Controversy in Copenhagen TV Host's Headscarf Stirs Debate
With the smoke over the Danish Muhammad cartoons barely having cleared, a new development in the Scandinavian country has the potential to further fray Muslim-Christian relations in Denmark. The co-host of a popular new public television show created to debate religious and cultural differences has divided Danes with her decision to wear a headscarf on air. Some groups are even protesting to get Asmaa Abdol-Hamid's show cancelled.
Hamid, a pretty, confident, 24-year-old Dane of Palestinian descent, and a devout Muslim, is co-hosting an eight-part television series that began airing last month on public television. She hosts the show with Adam Holm, an outspoken Danish atheist. The show is intended as a reaction to the controversy that began after the Danish newspaper Jyllands-Posten published cartoons of the Muslim prophet Muhammad last year and sparked a wave of violent protests and boycotts of Danish products throughout the Muslim world.
"Our aim is to dissect the misunderstandings between Islam and the West in eight shows," Hamid told the Middle East Times newspaper. Entitled "Adam and Asmaa," the series captures the co-hosts debating with their guests the issues that have polarized Europe over the last few months: immigration, Islam and integration.
But the show and Hamid's headscarf have also opened old wounds. The controversy surrounding "Adam and Asmaa" revives the debate that was at the heart of the cartoon fiasco: What are the limits of freedom of speech and opinion in the Western world?
"Religion should remain private," Vibeke Manniche recently told Germany's Süddeutsche Zeitung newspaper. "That's why a headscarf doesn't belong on a TV host on public television." Manniche, a critic of Hamid who has started a petition to get the show taken off the air, heads the Women for Freedom Association. "The choice of Asmaa as a co-host is an insult to Danish and Muslim women," said Manniche. "She sends the message that an honorable woman can't go out unless she's covered up."

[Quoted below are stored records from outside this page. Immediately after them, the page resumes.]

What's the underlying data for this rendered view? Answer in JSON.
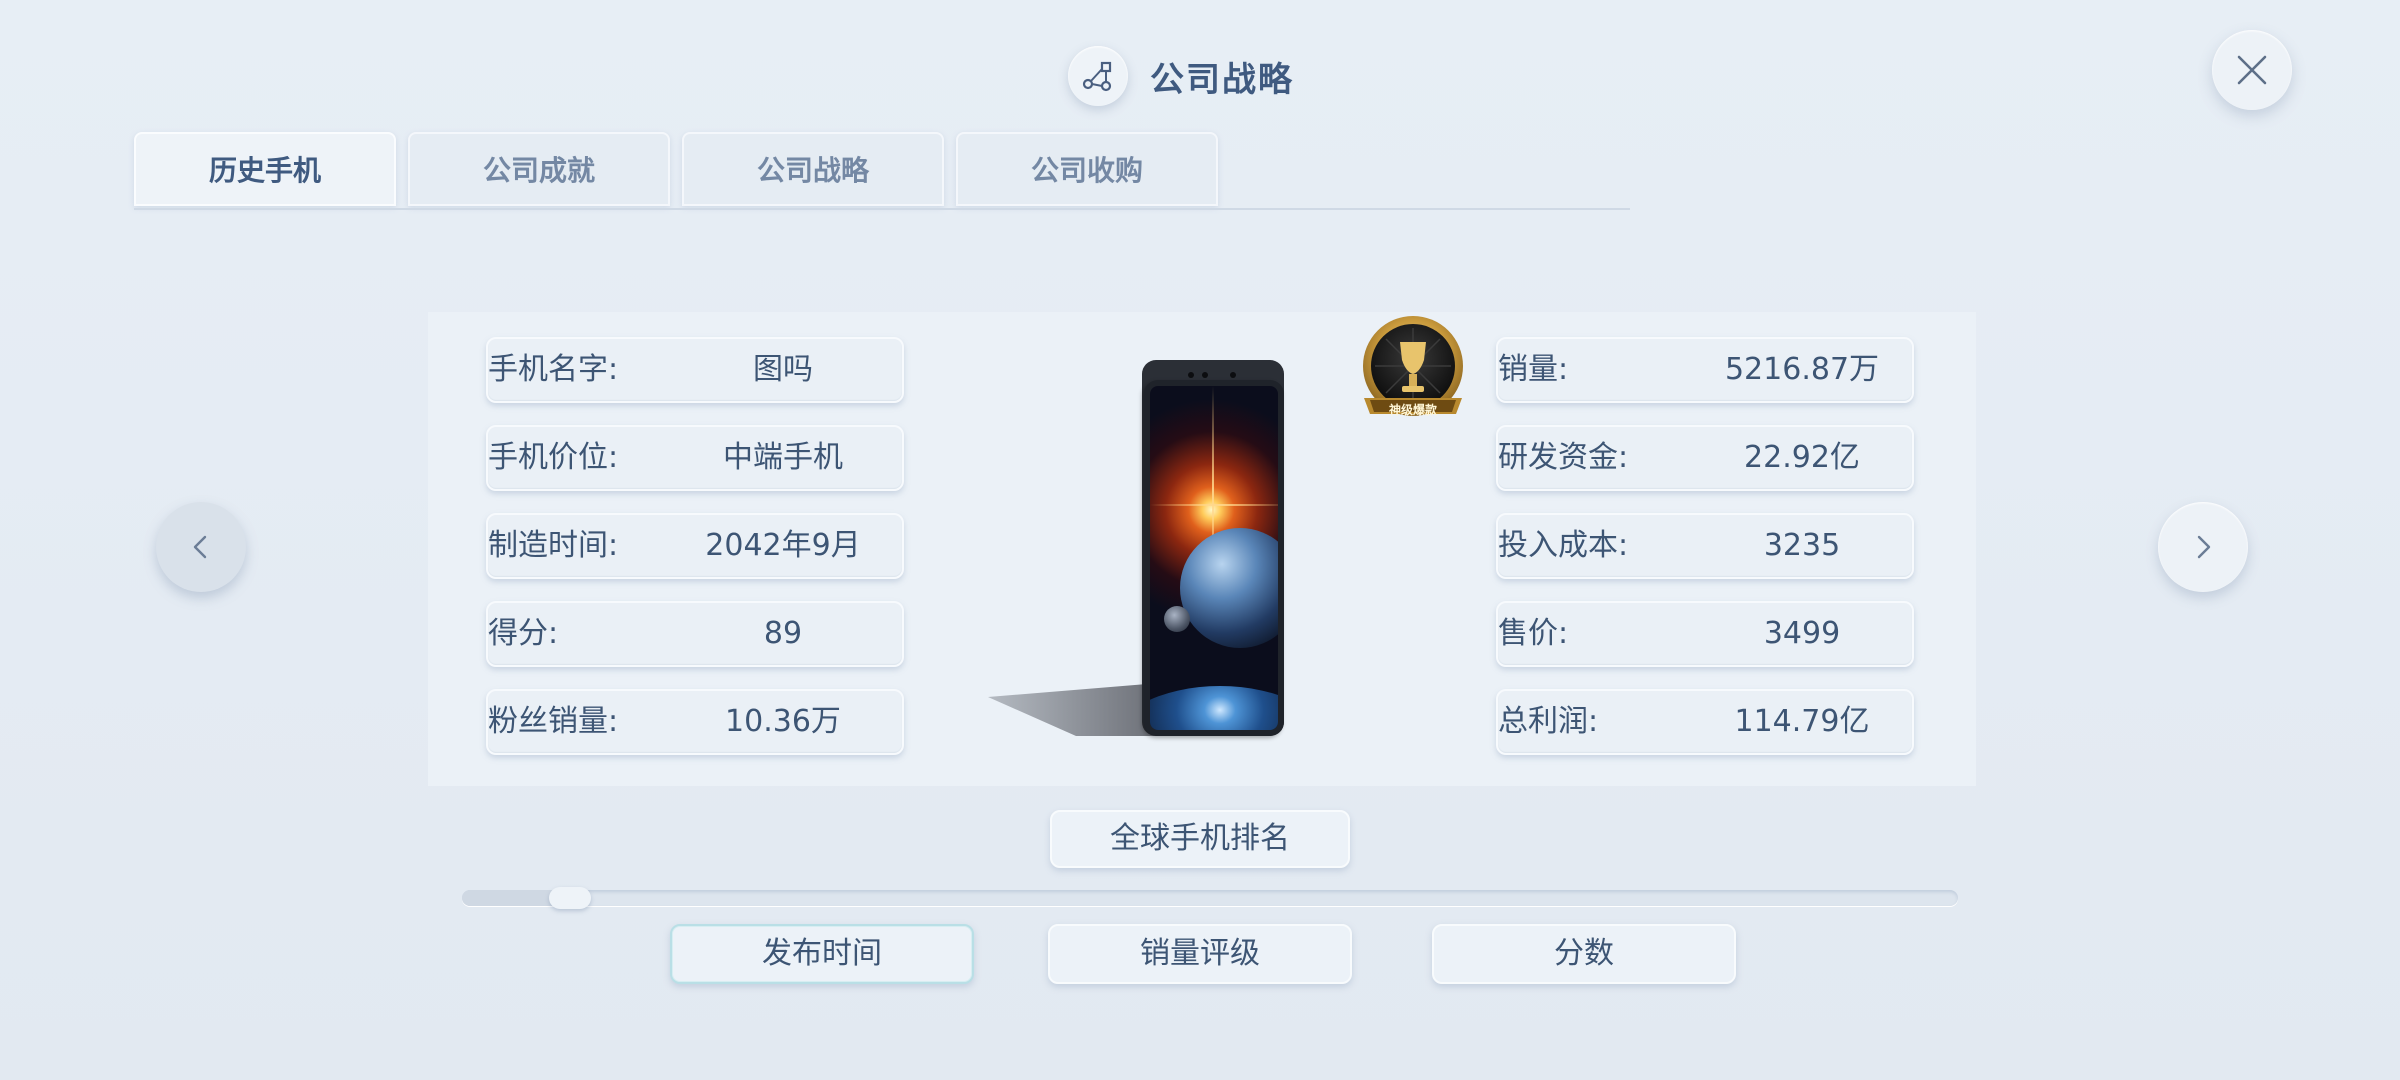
{
  "header": {
    "title": "公司战略",
    "icon": "strategy-node-icon"
  },
  "close": {
    "icon": "close-icon"
  },
  "tabs": [
    {
      "label": "历史手机",
      "active": true
    },
    {
      "label": "公司成就",
      "active": false
    },
    {
      "label": "公司战略",
      "active": false
    },
    {
      "label": "公司收购",
      "active": false
    }
  ],
  "phone_info": {
    "left": [
      {
        "label": "手机名字:",
        "value": "图吗"
      },
      {
        "label": "手机价位:",
        "value": "中端手机"
      },
      {
        "label": "制造时间:",
        "value": "2042年9月"
      },
      {
        "label": "得分:",
        "value": "89"
      },
      {
        "label": "粉丝销量:",
        "value": "10.36万"
      }
    ],
    "right": [
      {
        "label": "销量:",
        "value": "5216.87万"
      },
      {
        "label": "研发资金:",
        "value": "22.92亿"
      },
      {
        "label": "投入成本:",
        "value": "3235"
      },
      {
        "label": "售价:",
        "value": "3499"
      },
      {
        "label": "总利润:",
        "value": "114.79亿"
      }
    ]
  },
  "badge": {
    "text": "神级爆款",
    "icon": "trophy-badge-icon"
  },
  "nav": {
    "prev_icon": "chevron-left-icon",
    "next_icon": "chevron-right-icon"
  },
  "ranking_button": {
    "label": "全球手机排名"
  },
  "slider": {
    "value": 0.06
  },
  "sort_buttons": [
    {
      "label": "发布时间",
      "active": true
    },
    {
      "label": "销量评级",
      "active": false
    },
    {
      "label": "分数",
      "active": false
    }
  ],
  "colors": {
    "accent_text": "#3f5a80",
    "active_sort_border": "#b9dfe6"
  }
}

Hamid insists that her presence on television contradicts the image of the passive, silent Muslim woman behind a veil. "You can still be strong and independent even with a piece of fabric over your head," she argues. But the piece of fabric and her pro-Islamic views have earned Hamid the label of a fundamentalist. Hamid sees that as a glib response. "I have a hard time accepting that just because you wear a headscarf you are labelled a fundamentalist. That's too simplistic. I have no ties to fanatic circles."
At a time when Danes and Danish Muslims are still very much split over Islam, every step Hamid takes is being closely scrutinized. Denmark's minister for social affairs and gender equality, Eva Kjaer Hansen, recently criticized the television station Dankse Radio (DR) for its decision to push buttons with the show. "I want to remind DR that its employees should not serve as missionaries," she said.
For its part, Danske Radio has defended the show. There's no point in asking Hamid to take off her scarf now, says the station's chief, Arne Notkin. "Her headscarf is a symbol for the entire debate."